“It has been a long journey but worth every step on the way,” she says. “I can see the light at the end of the tunnel.”
After earning her graduate certificate, Jill took time off to focus on her career in law enforcement and to raise her son. But she came back to finish what she started.
While she wishes she would have completed her master’s degree years ago, she says 27-year law enforcement career and life experiences contribute to an enhanced classroom discussion and are even more applicable to her classes now.
“Through my leadership class, I was able to reach out and interview Chief Susan Ballard of the Honolulu Police Department, which was an amazing opportunity to connect with another female chief of police, especially from Hawaii,” Jill says. “I love projects where I can connect with someone and learn from their career experiences and effective leadership style.”
Those courses and opportunities opened other doors for Jill. IUPUI named her among their Elite 50 graduate students for the 2020-21 academic year. Something she says she was surprised and humbled to learn.
“I do my very best every single day to make an impact on the IU campus and I try to do my best as an O’Neill student as well,” she says.
Jill adds that her MPA courses have helped her learn more about the public policy process and executive leadership.
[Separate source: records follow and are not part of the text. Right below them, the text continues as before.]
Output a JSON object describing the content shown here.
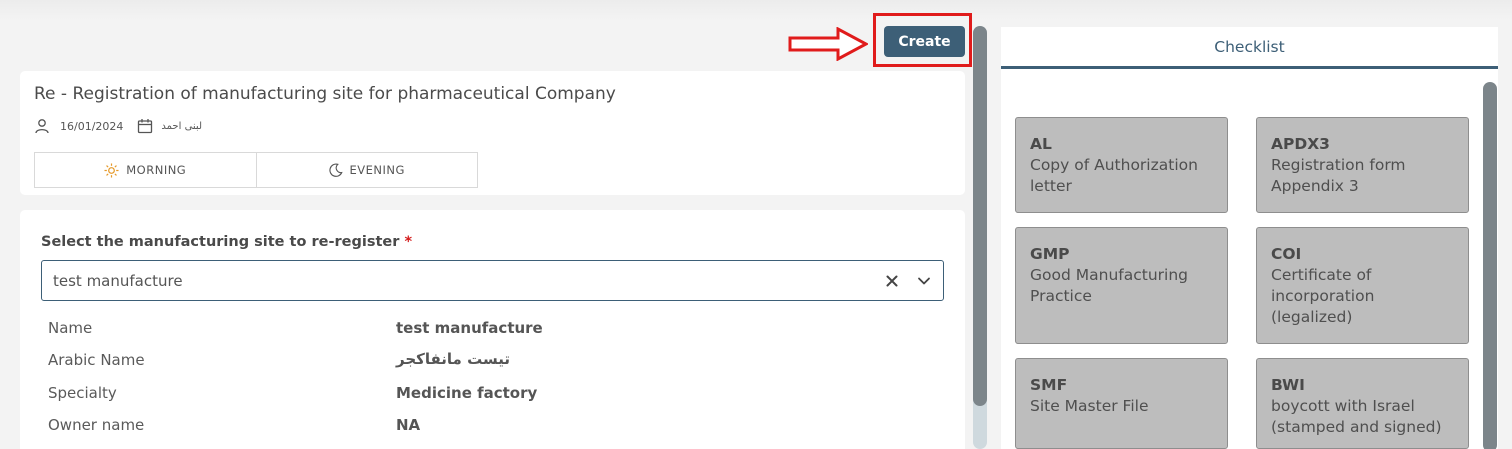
{
  "toolbar": {
    "create_label": "Create"
  },
  "request": {
    "title": "Re - Registration of manufacturing site for pharmaceutical Company",
    "date": "16/01/2024",
    "user_name": "لبنى احمد"
  },
  "shifts": [
    {
      "label": "MORNING",
      "icon": "sun-icon"
    },
    {
      "label": "EVENING",
      "icon": "moon-icon"
    }
  ],
  "form": {
    "site_label": "Select the manufacturing site to re-register",
    "required_mark": "*",
    "site_value": "test manufacture",
    "details": [
      {
        "label": "Name",
        "value": "test manufacture"
      },
      {
        "label": "Arabic Name",
        "value": "تيست مانفاكجر"
      },
      {
        "label": "Specialty",
        "value": "Medicine factory"
      },
      {
        "label": "Owner name",
        "value": "NA"
      }
    ]
  },
  "checklist": {
    "tab_label": "Checklist",
    "items": [
      {
        "code": "AL",
        "description": "Copy of Authorization letter"
      },
      {
        "code": "APDX3",
        "description": "Registration form Appendix 3"
      },
      {
        "code": "GMP",
        "description": "Good Manufacturing Practice"
      },
      {
        "code": "COI",
        "description": "Certificate of incorporation (legalized)"
      },
      {
        "code": "SMF",
        "description": "Site Master File"
      },
      {
        "code": "BWI",
        "description": "boycott with Israel (stamped and signed)"
      }
    ]
  },
  "colors": {
    "accent": "#3d5f77",
    "annotation": "#e01b1b",
    "required": "#d41c1c"
  }
}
She plans to put those lessons into practice as she continues to serve the IU community for years to come, both in her role with IUPD and as a mentor to other O’Neill students. Jill and says she loves meeting with students to help them along their career path and hopes her experiences can help guide the next generation of O’Neill students.
Part of that guidance comes from recognizing she may not have taken a traditional path into graduate school. She stresses a school-work-life balance and says that—for her—that meant taking one class at a time. But that isn’t her only piece of advice students like her, weighing whether to enroll in graduate school.
“Education is a lifelong experience,” she says. “If you don’t finish right after your undergrad degree, it’s okay. Just keep working hard, and you can do anything you put your mind to. As Abigail Adams said, ‘Great difficulties may be surmounted by patience and perseverance.’”